Records shown:
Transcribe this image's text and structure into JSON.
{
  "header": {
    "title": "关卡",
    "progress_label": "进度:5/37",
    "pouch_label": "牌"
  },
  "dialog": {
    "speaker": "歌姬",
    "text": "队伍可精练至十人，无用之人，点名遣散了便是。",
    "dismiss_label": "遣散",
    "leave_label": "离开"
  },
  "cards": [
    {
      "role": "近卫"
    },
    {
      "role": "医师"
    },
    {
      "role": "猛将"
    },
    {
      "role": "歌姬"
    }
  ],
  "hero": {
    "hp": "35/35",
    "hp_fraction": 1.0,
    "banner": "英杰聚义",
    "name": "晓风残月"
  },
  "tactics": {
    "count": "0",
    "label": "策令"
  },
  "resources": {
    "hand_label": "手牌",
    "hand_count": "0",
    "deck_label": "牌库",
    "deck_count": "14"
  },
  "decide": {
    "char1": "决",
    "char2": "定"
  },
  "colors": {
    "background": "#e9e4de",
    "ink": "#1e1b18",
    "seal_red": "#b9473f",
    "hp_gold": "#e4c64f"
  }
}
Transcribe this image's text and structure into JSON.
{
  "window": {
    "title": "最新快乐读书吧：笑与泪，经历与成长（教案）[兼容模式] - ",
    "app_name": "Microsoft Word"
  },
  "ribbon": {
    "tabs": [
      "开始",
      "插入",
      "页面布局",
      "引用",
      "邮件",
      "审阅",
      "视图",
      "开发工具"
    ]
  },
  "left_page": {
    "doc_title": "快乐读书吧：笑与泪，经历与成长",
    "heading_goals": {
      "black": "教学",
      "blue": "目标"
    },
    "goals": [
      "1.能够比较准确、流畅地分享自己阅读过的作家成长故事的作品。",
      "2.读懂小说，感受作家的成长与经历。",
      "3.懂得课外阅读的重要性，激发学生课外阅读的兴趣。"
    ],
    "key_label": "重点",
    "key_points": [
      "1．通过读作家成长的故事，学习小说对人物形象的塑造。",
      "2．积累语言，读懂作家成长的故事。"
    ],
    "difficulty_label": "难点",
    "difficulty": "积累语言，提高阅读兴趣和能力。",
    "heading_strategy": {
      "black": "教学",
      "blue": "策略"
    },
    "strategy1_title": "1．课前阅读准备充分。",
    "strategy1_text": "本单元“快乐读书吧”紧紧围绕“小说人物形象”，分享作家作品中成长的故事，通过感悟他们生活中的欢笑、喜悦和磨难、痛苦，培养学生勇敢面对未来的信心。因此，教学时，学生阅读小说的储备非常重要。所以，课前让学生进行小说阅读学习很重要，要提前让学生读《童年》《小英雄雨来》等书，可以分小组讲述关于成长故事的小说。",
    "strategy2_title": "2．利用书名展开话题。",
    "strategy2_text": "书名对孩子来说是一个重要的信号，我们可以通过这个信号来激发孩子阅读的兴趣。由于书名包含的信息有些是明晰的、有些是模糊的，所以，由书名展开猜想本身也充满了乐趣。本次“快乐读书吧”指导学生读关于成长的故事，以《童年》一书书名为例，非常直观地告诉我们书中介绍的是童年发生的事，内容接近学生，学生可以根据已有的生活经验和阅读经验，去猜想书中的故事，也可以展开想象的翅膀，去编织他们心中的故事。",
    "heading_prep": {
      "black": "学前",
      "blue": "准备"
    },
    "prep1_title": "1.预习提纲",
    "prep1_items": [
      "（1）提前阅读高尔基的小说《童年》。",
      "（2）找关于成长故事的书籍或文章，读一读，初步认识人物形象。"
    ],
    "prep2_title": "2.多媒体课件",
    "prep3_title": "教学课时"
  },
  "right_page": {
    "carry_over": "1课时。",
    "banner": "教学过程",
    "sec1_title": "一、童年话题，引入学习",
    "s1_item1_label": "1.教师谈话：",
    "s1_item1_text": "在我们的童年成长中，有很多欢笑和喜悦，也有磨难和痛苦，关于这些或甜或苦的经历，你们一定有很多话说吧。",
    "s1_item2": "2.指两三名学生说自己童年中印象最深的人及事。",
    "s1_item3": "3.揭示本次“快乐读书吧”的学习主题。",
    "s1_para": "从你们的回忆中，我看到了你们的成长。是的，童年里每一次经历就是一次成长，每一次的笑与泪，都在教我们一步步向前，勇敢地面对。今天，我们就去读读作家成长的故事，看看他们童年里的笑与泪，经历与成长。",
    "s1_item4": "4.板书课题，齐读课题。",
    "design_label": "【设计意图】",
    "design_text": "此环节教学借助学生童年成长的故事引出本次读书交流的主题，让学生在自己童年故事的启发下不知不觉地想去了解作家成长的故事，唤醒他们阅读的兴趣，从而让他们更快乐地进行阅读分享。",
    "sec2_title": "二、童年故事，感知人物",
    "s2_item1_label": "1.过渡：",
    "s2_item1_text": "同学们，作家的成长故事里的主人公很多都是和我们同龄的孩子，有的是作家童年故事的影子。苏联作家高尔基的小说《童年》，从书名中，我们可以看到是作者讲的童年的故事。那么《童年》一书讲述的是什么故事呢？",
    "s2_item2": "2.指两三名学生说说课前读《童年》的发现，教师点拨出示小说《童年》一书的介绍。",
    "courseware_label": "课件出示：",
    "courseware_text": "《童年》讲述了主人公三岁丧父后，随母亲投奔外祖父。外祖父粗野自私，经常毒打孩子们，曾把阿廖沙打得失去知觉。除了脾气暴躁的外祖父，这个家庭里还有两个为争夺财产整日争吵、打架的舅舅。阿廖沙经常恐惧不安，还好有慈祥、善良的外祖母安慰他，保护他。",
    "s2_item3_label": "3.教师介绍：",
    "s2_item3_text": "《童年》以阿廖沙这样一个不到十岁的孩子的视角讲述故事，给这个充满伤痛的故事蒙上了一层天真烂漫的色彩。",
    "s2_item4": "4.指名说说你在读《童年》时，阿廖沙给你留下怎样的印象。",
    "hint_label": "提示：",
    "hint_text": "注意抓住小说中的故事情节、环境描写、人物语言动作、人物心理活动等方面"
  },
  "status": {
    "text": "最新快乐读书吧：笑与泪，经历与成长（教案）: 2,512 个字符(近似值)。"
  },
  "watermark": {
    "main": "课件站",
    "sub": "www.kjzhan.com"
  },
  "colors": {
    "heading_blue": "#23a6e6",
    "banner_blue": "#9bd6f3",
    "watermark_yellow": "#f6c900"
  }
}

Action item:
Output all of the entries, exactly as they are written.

Written solution:
Transcribe this image's text and structure into JSON.
{
  "header": {
    "title": "关卡",
    "progress_label": "进度:5/37",
    "pouch_label": "牌"
  },
  "dialog": {
    "speaker": "歌姬",
    "text": "队伍可精练至十人，无用之人，点名遣散了便是。",
    "dismiss_label": "遣散",
    "leave_label": "离开"
  },
  "cards": [
    {
      "role": "近卫"
    },
    {
      "role": "医师"
    },
    {
      "role": "猛将"
    },
    {
      "role": "歌姬"
    }
  ],
  "hero": {
    "hp": "35/35",
    "hp_fraction": 1.0,
    "banner": "英杰聚义",
    "name": "晓风残月"
  },
  "tactics": {
    "count": "0",
    "label": "策令"
  },
  "resources": {
    "hand_label": "手牌",
    "hand_count": "0",
    "deck_label": "牌库",
    "deck_count": "14"
  },
  "decide": {
    "char1": "决",
    "char2": "定"
  },
  "colors": {
    "background": "#e9e4de",
    "ink": "#1e1b18",
    "seal_red": "#b9473f",
    "hp_gold": "#e4c64f"
  }
}
Transcribe this image's text and structure into JSON.
{
  "window": {
    "title": "最新快乐读书吧：笑与泪，经历与成长（教案）[兼容模式] - ",
    "app_name": "Microsoft Word"
  },
  "ribbon": {
    "tabs": [
      "开始",
      "插入",
      "页面布局",
      "引用",
      "邮件",
      "审阅",
      "视图",
      "开发工具"
    ]
  },
  "left_page": {
    "doc_title": "快乐读书吧：笑与泪，经历与成长",
    "heading_goals": {
      "black": "教学",
      "blue": "目标"
    },
    "goals": [
      "1.能够比较准确、流畅地分享自己阅读过的作家成长故事的作品。",
      "2.读懂小说，感受作家的成长与经历。",
      "3.懂得课外阅读的重要性，激发学生课外阅读的兴趣。"
    ],
    "key_label": "重点",
    "key_points": [
      "1．通过读作家成长的故事，学习小说对人物形象的塑造。",
      "2．积累语言，读懂作家成长的故事。"
    ],
    "difficulty_label": "难点",
    "difficulty": "积累语言，提高阅读兴趣和能力。",
    "heading_strategy": {
      "black": "教学",
      "blue": "策略"
    },
    "strategy1_title": "1．课前阅读准备充分。",
    "strategy1_text": "本单元“快乐读书吧”紧紧围绕“小说人物形象”，分享作家作品中成长的故事，通过感悟他们生活中的欢笑、喜悦和磨难、痛苦，培养学生勇敢面对未来的信心。因此，教学时，学生阅读小说的储备非常重要。所以，课前让学生进行小说阅读学习很重要，要提前让学生读《童年》《小英雄雨来》等书，可以分小组讲述关于成长故事的小说。",
    "strategy2_title": "2．利用书名展开话题。",
    "strategy2_text": "书名对孩子来说是一个重要的信号，我们可以通过这个信号来激发孩子阅读的兴趣。由于书名包含的信息有些是明晰的、有些是模糊的，所以，由书名展开猜想本身也充满了乐趣。本次“快乐读书吧”指导学生读关于成长的故事，以《童年》一书书名为例，非常直观地告诉我们书中介绍的是童年发生的事，内容接近学生，学生可以根据已有的生活经验和阅读经验，去猜想书中的故事，也可以展开想象的翅膀，去编织他们心中的故事。",
    "heading_prep": {
      "black": "学前",
      "blue": "准备"
    },
    "prep1_title": "1.预习提纲",
    "prep1_items": [
      "（1）提前阅读高尔基的小说《童年》。",
      "（2）找关于成长故事的书籍或文章，读一读，初步认识人物形象。"
    ],
    "prep2_title": "2.多媒体课件",
    "prep3_title": "教学课时"
  },
  "right_page": {
    "carry_over": "1课时。",
    "banner": "教学过程",
    "sec1_title": "一、童年话题，引入学习",
    "s1_item1_label": "1.教师谈话：",
    "s1_item1_text": "在我们的童年成长中，有很多欢笑和喜悦，也有磨难和痛苦，关于这些或甜或苦的经历，你们一定有很多话说吧。",
    "s1_item2": "2.指两三名学生说自己童年中印象最深的人及事。",
    "s1_item3": "3.揭示本次“快乐读书吧”的学习主题。",
    "s1_para": "从你们的回忆中，我看到了你们的成长。是的，童年里每一次经历就是一次成长，每一次的笑与泪，都在教我们一步步向前，勇敢地面对。今天，我们就去读读作家成长的故事，看看他们童年里的笑与泪，经历与成长。",
    "s1_item4": "4.板书课题，齐读课题。",
    "design_label": "【设计意图】",
    "design_text": "此环节教学借助学生童年成长的故事引出本次读书交流的主题，让学生在自己童年故事的启发下不知不觉地想去了解作家成长的故事，唤醒他们阅读的兴趣，从而让他们更快乐地进行阅读分享。",
    "sec2_title": "二、童年故事，感知人物",
    "s2_item1_label": "1.过渡：",
    "s2_item1_text": "同学们，作家的成长故事里的主人公很多都是和我们同龄的孩子，有的是作家童年故事的影子。苏联作家高尔基的小说《童年》，从书名中，我们可以看到是作者讲的童年的故事。那么《童年》一书讲述的是什么故事呢？",
    "s2_item2": "2.指两三名学生说说课前读《童年》的发现，教师点拨出示小说《童年》一书的介绍。",
    "courseware_label": "课件出示：",
    "courseware_text": "《童年》讲述了主人公三岁丧父后，随母亲投奔外祖父。外祖父粗野自私，经常毒打孩子们，曾把阿廖沙打得失去知觉。除了脾气暴躁的外祖父，这个家庭里还有两个为争夺财产整日争吵、打架的舅舅。阿廖沙经常恐惧不安，还好有慈祥、善良的外祖母安慰他，保护他。",
    "s2_item3_label": "3.教师介绍：",
    "s2_item3_text": "《童年》以阿廖沙这样一个不到十岁的孩子的视角讲述故事，给这个充满伤痛的故事蒙上了一层天真烂漫的色彩。",
    "s2_item4": "4.指名说说你在读《童年》时，阿廖沙给你留下怎样的印象。",
    "hint_label": "提示：",
    "hint_text": "注意抓住小说中的故事情节、环境描写、人物语言动作、人物心理活动等方面"
  },
  "status": {
    "text": "最新快乐读书吧：笑与泪，经历与成长（教案）: 2,512 个字符(近似值)。"
  },
  "watermark": {
    "main": "课件站",
    "sub": "www.kjzhan.com"
  },
  "colors": {
    "heading_blue": "#23a6e6",
    "banner_blue": "#9bd6f3",
    "watermark_yellow": "#f6c900"
  }
}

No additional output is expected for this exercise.